It’s almost impossible to overstate the impact of The Beatles on music history. Ever since Beatlemania took over the world in the 1960s, the industry has never quite been the same, forever changed by the Fab Four’s innovative recording techniques and countless hits. Well over half a century on, their influence can still be felt by every new generation of music lovers and producers, including Nirvana.
The Beatles paved the way for rock and roll and popular music, allowing Kurt Cobain to spend the 1990s infusing it with grunge and gore. Nirvana remains one of the most essential bands in alternative rock, and though their darker sound may seem worlds away from the cheery ‘Here Comes The Sun’ or the subdued ‘Yesterday’, their frontman considered The Beatles to be his most considerable influence.
“I would say the biggest influence I’ve ever had would be The Beatles,” Cobain once shared in an interview with Mimmo Caccamo, “Because I listened to The Beatles since I was five years old up until I was in 4th Grade – the same three records over and over every night! I sang the songs, and I wanted to see The Beatles. It was about 1973 when I heard on the radio that they’d been broken up for three years; I was totally devastated!”

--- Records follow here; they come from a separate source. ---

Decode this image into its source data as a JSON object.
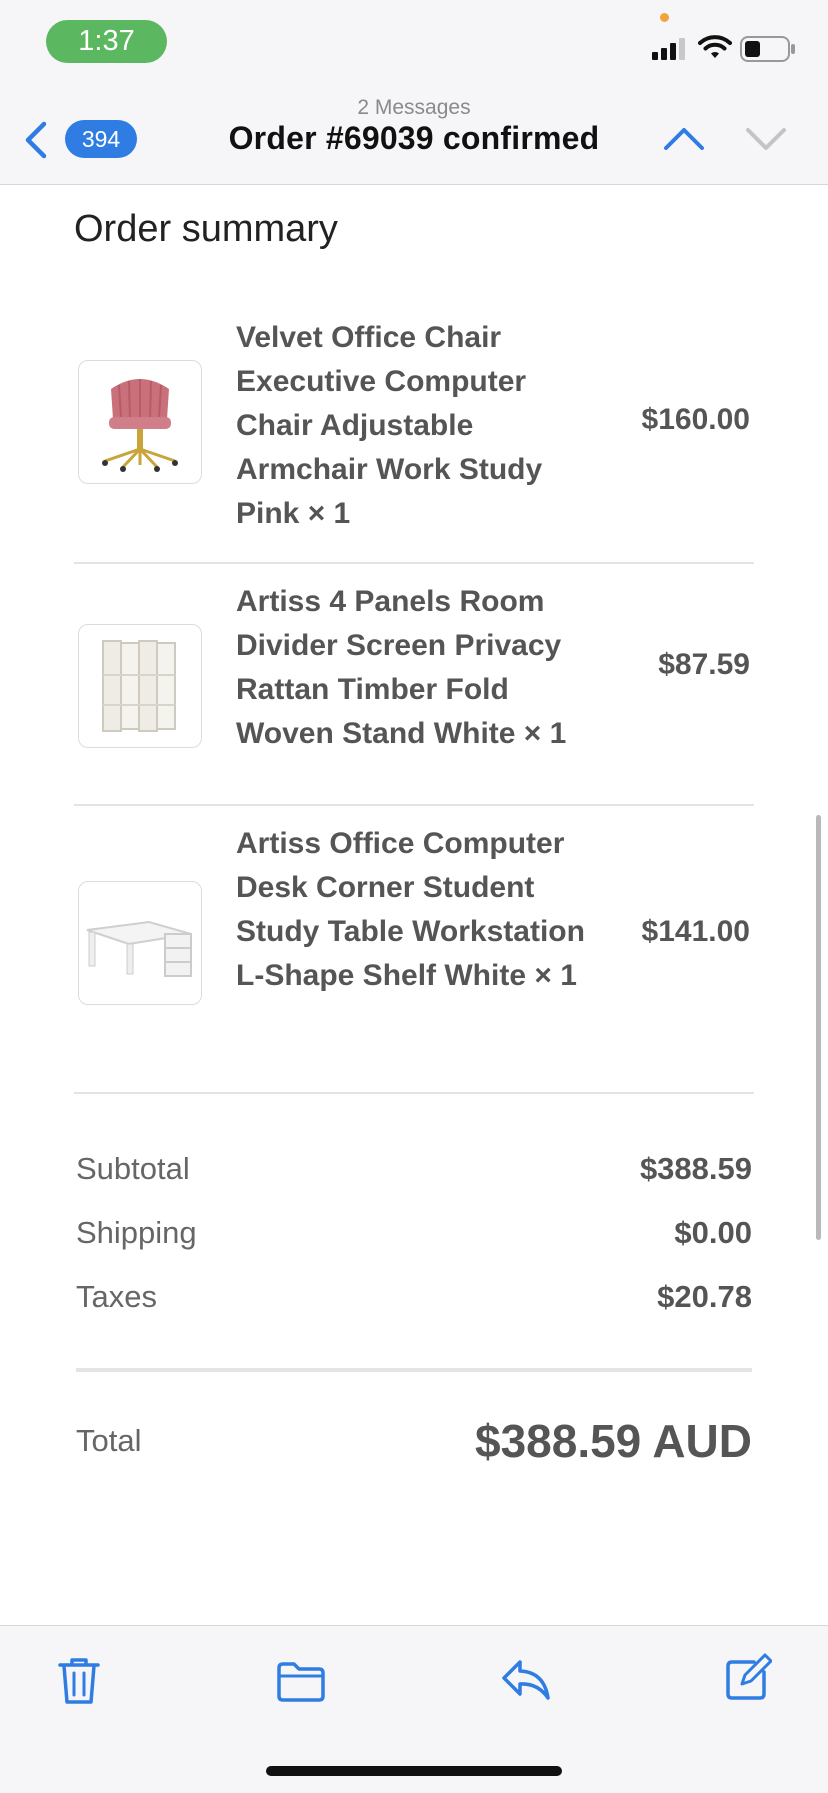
{
  "status_bar": {
    "time": "1:37"
  },
  "nav": {
    "back_count": "394",
    "message_count": "2 Messages",
    "subject": "Order #69039 confirmed"
  },
  "summary": {
    "title": "Order summary",
    "items": [
      {
        "name": "Velvet Office Chair Executive Computer Chair Adjustable Armchair Work Study Pink × 1",
        "price": "$160.00",
        "thumb_icon": "pink-office-chair"
      },
      {
        "name": "Artiss 4 Panels Room Divider Screen Privacy Rattan Timber Fold Woven Stand White × 1",
        "price": "$87.59",
        "thumb_icon": "room-divider-screen"
      },
      {
        "name": "Artiss Office Computer Desk Corner Student Study Table Workstation L-Shape Shelf White × 1",
        "price": "$141.00",
        "thumb_icon": "l-shape-desk"
      }
    ],
    "subtotal_label": "Subtotal",
    "subtotal_value": "$388.59",
    "shipping_label": "Shipping",
    "shipping_value": "$0.00",
    "taxes_label": "Taxes",
    "taxes_value": "$20.78",
    "total_label": "Total",
    "total_value": "$388.59 AUD"
  },
  "toolbar": {
    "icons": [
      "trash-icon",
      "folder-icon",
      "reply-icon",
      "compose-icon"
    ]
  },
  "colors": {
    "accent": "#2f7de2",
    "time_pill": "#5cb860",
    "text": "#555555",
    "bar_background": "#f6f6f8"
  }
}
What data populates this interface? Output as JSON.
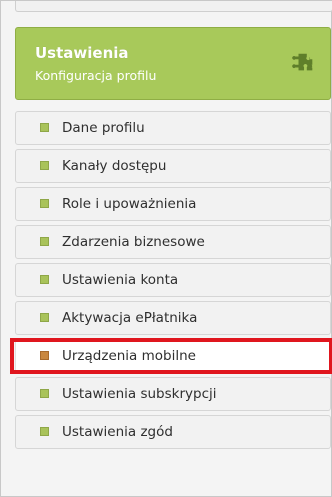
{
  "header": {
    "title": "Ustawienia",
    "subtitle": "Konfiguracja profilu",
    "icon": "puzzle-icon",
    "color": "#a8c95a"
  },
  "menu": {
    "items": [
      {
        "label": "Dane profilu"
      },
      {
        "label": "Kanały dostępu"
      },
      {
        "label": "Role i upoważnienia"
      },
      {
        "label": "Zdarzenia biznesowe"
      },
      {
        "label": "Ustawienia konta"
      },
      {
        "label": "Aktywacja ePłatnika"
      },
      {
        "label": "Urządzenia mobilne",
        "active": true
      },
      {
        "label": "Ustawienia subskrypcji"
      },
      {
        "label": "Ustawienia zgód"
      }
    ]
  },
  "highlight": {
    "color": "#e0161e"
  }
}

Eventually, he fused his interest in The Beatles with the sounds of heavier rock, leading to Nirvana’s own unique sound. Though it may seem like an impossible feat for Beatles fans, with such an extensive back catalogue of music to choose from, Cobain divulged his favourite releases by the Fab Four across interviews and journals.
During the same interview, Cobain shared his love for The Beatles’ Rubber Soul era, stating: “The guitar and simple melodies are my favourite”. He also named ‘Norwegian Wood (This Bird Has Flown)’ as his favourite song. However, Cobain’s journals suggested that their 1964 release Meet the Beatles! was his favourite record.
When Cobain’s journals were controversially published in 2002, they contained a list of his favourite albums, including the early Beatles record. It’s perhaps a surprising choice for the Nirvana frontman, who you might expect to favour their later, more experimental works, but he seemed to admire their pop and melodic style.
Charting The Beatles in their infancy, the album contained future all-time greats like ‘All My Loving’, ‘I Want to Hold Your Hand’, and ‘I Saw Her Standing There’. Permeated by tender rock and roll, it seems a stark contrast to Cobain’s own stylings, but perhaps that’s why he liked it so much.